Using the string "Bond" as the key, pull each matching line out of the records below.

++++++++

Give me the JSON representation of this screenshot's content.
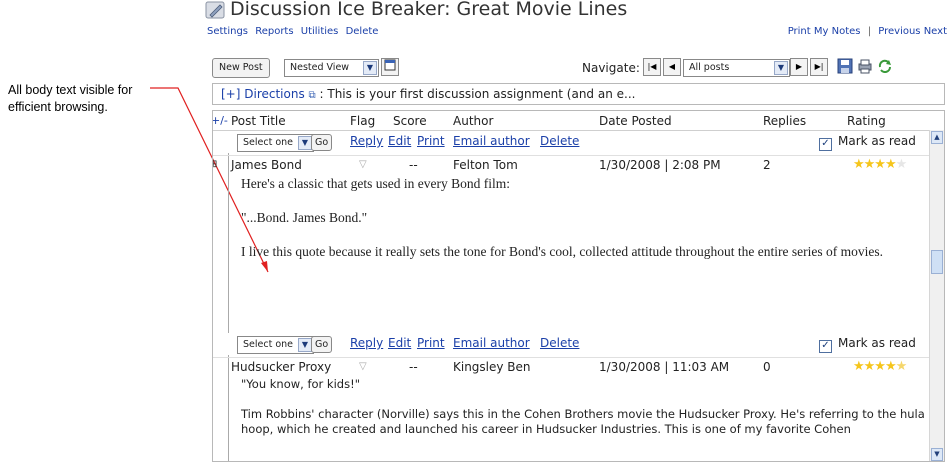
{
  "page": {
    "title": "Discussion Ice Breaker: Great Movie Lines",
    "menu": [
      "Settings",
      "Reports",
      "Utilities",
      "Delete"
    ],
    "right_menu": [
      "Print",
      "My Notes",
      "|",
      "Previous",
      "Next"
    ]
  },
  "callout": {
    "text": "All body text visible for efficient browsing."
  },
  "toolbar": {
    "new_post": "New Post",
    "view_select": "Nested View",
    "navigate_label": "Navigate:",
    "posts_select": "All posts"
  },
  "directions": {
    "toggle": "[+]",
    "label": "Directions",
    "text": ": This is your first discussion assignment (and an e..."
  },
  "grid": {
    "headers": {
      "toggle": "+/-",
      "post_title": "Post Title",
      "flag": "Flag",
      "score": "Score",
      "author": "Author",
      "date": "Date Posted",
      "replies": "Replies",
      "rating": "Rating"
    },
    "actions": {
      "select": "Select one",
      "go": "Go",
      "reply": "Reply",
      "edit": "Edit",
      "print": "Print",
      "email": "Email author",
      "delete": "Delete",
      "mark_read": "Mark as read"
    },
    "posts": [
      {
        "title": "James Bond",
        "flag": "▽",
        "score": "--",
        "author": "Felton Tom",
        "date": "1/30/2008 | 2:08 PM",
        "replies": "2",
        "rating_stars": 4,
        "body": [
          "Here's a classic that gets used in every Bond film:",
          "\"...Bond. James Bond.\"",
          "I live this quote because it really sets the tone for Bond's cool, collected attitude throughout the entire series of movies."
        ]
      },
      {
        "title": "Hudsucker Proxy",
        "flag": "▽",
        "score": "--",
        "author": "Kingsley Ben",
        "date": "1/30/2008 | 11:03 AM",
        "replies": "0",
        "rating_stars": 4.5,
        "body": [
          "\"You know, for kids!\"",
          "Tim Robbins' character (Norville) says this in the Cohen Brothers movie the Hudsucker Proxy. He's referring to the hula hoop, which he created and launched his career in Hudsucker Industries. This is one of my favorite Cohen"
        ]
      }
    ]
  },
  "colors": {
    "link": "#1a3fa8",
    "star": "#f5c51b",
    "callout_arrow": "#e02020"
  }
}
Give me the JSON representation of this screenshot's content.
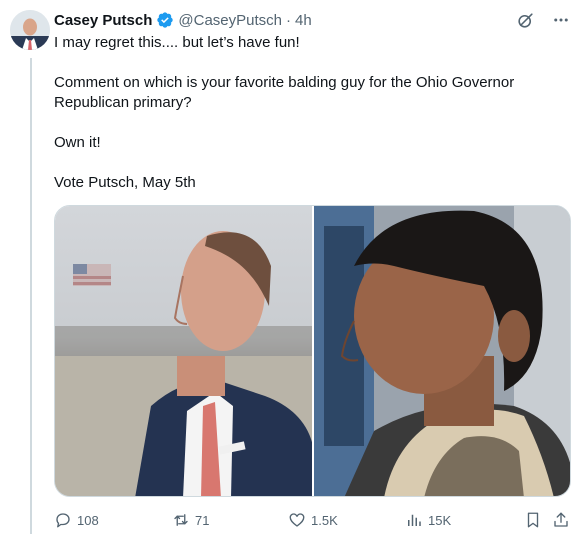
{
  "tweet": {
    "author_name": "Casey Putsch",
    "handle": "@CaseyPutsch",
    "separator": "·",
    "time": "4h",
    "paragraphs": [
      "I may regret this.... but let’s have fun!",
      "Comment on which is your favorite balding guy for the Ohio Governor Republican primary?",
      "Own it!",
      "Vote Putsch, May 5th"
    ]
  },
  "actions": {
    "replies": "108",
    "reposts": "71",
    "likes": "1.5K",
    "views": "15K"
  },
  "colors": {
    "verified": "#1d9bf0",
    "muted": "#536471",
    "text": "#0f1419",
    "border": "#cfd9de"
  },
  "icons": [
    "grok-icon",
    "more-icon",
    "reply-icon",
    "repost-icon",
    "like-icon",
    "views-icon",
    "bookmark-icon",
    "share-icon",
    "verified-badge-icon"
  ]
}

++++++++

_FINISHED EXERCISE_.
        "title": "James Bond",
          "Here's a classic that gets used in every Bond film:",
          "\"...Bond. James Bond.\"",
          "I live this quote because it really sets the tone for Bond's cool, collected attitude throughout the entire series of movies."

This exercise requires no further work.